Thomas first sang for Sargent in 1951, with both the Royal Choral Society and the Huddersfield Choral Society, and was among his favourite soloists from then on, often singing his orchestrated version of Brahms's Four Serious Songs. Music-lovers in the US, Europe and especially Britain will recall her chiefly as a concert singer, although she made forays into opera.

In 1950 she took the role of the Dryade in ARIADNE AUF NAXOS at Glyndebourne and the Edinburgh festival. In 1951 she sang Nancy in ALBERT HERRING with Benjamin Britten's English Opera Group at the Cheltenham festival and, later, Britten chose her as Hermia for the early productions of A MIDSUMMER NIGHT'S DREAM at Aldeburgh, the Holland festival and Covent Garden. At Covent Garden she was a Rhinemaiden and a Valkyrie in Rudolf Kempe's RING and Magdalena in Kubelúˆ's MEISTERSINGER.
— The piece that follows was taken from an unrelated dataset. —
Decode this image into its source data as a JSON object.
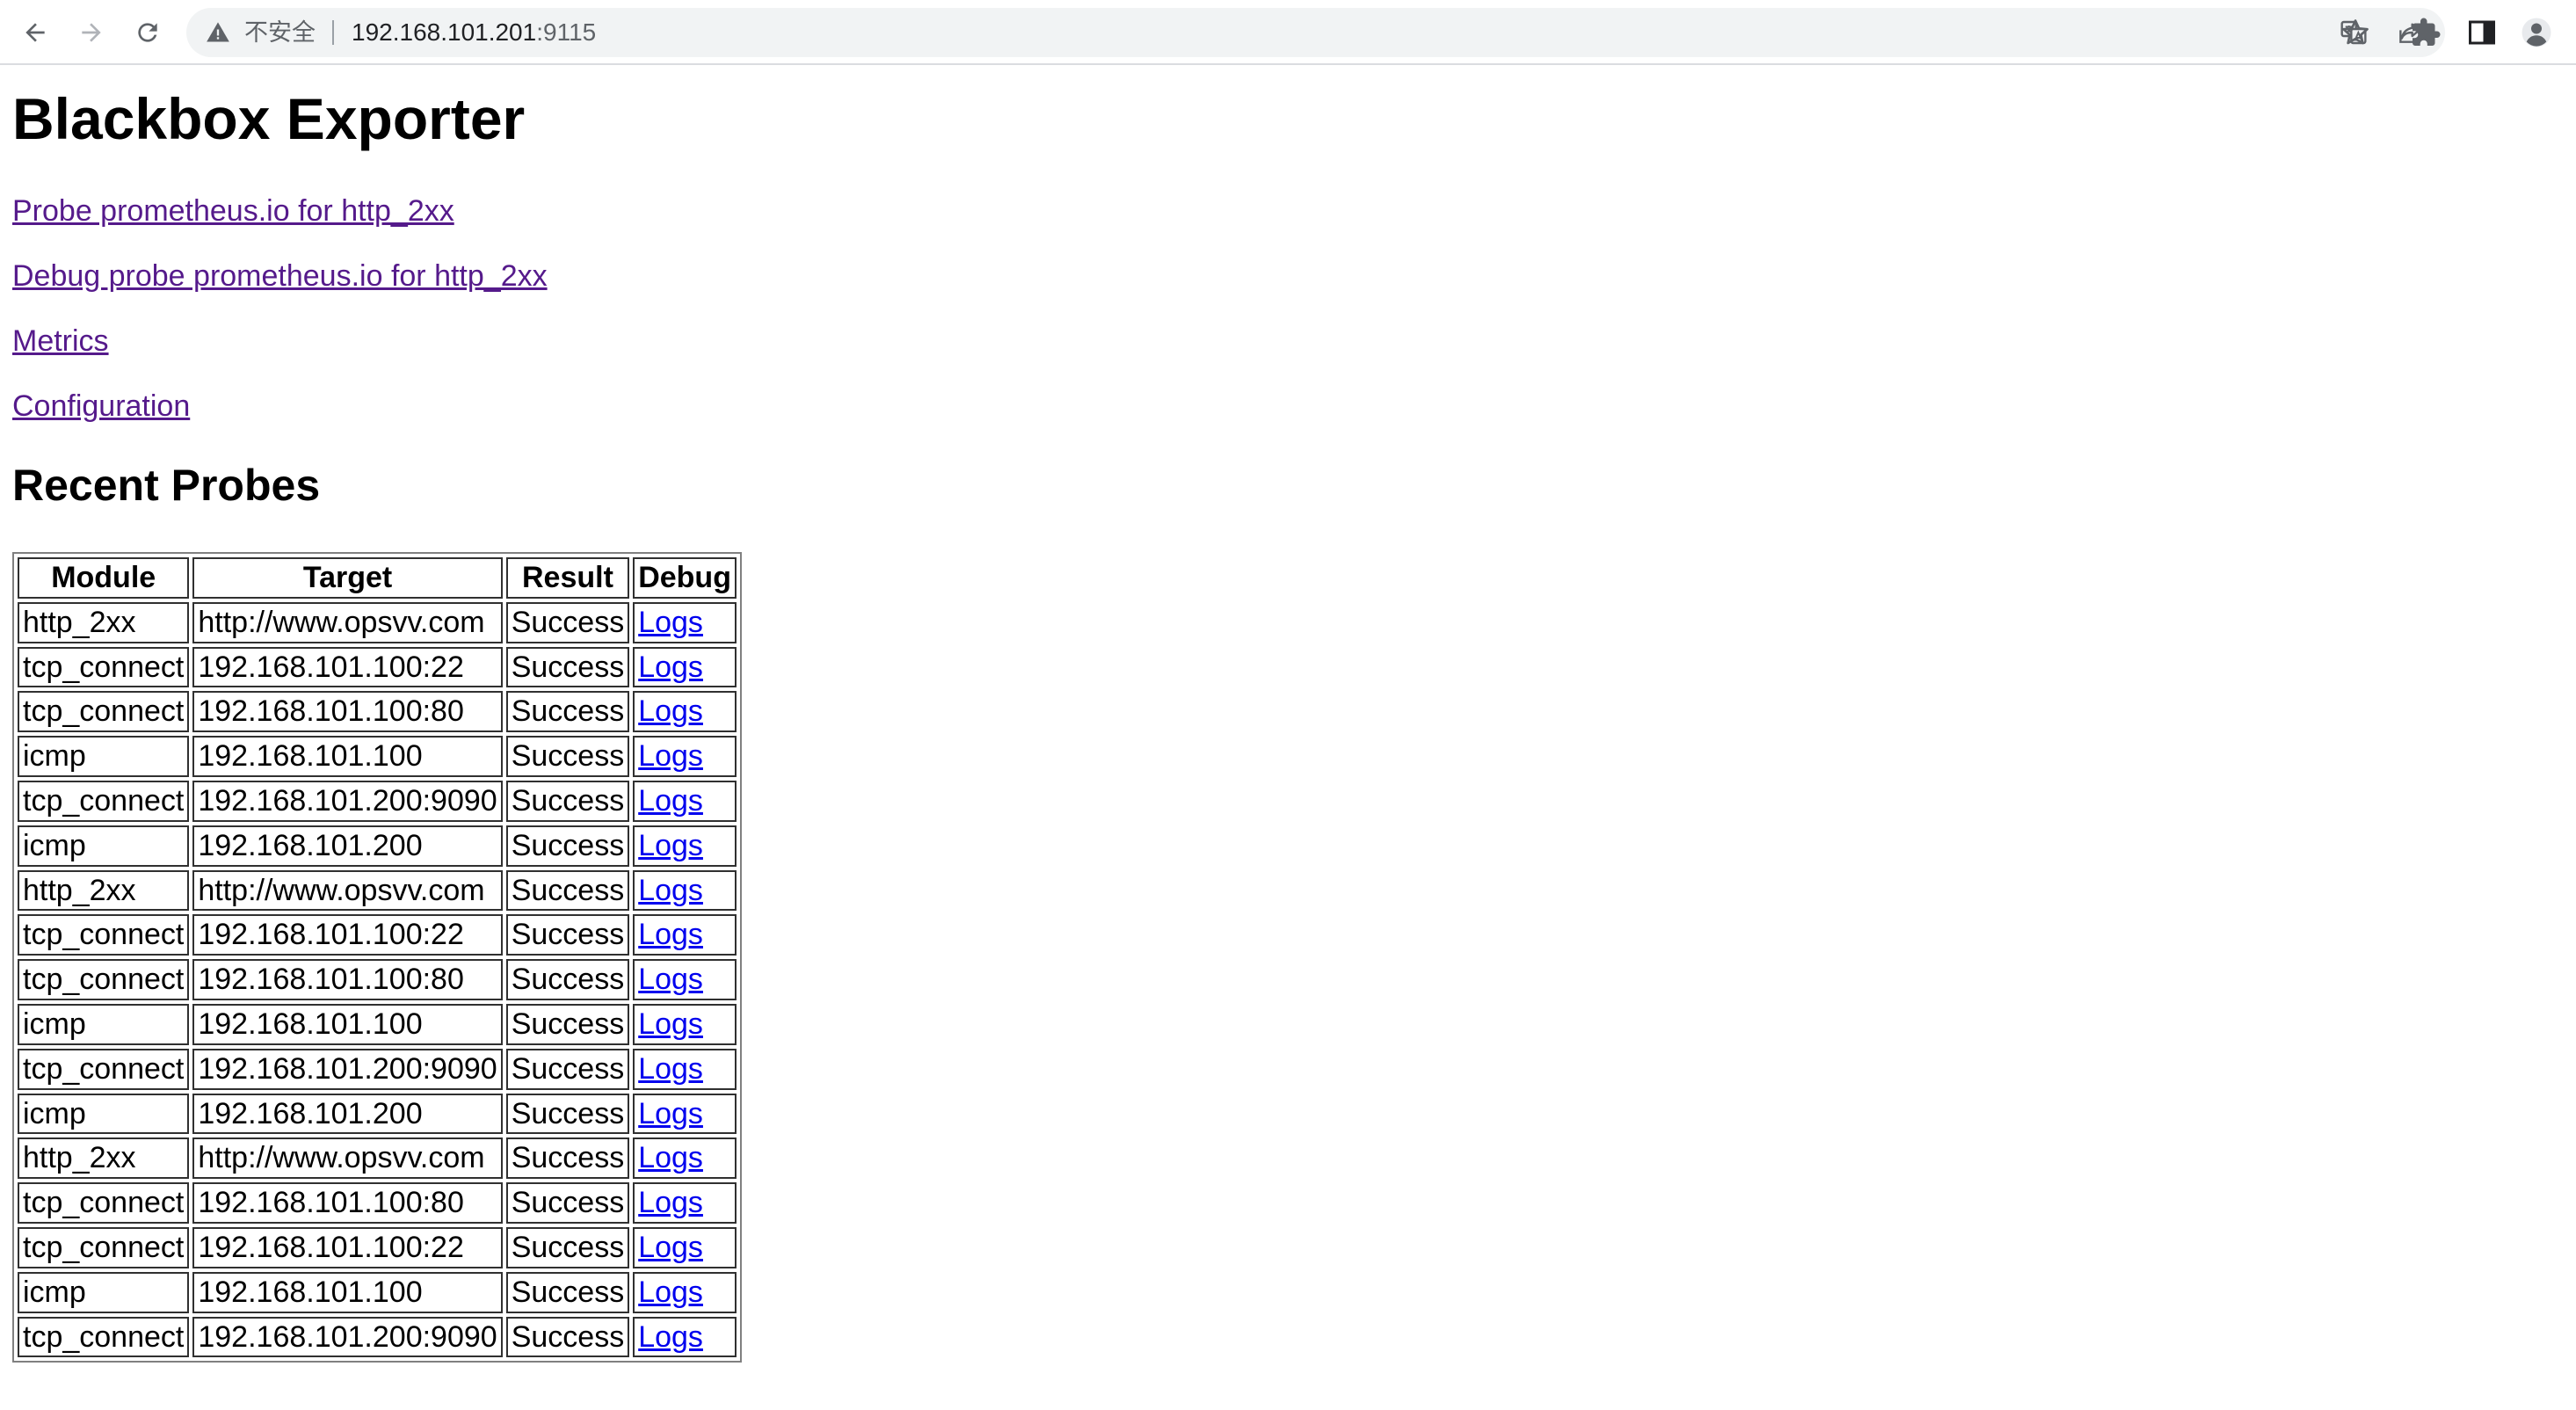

Thomas had an easy, unforced production that enabled her to ride orchestral climaxes in Elgar, Wagner and Strauss, while, at the other extreme, concentrating her tone for Handel or Bach. After Pope Paul VI's accession in 1963, she represented Britain in an international performance of the B minor Mass at the Vatican."

- Tully Potter, THE GUARDIAN, 24 Sept., 2008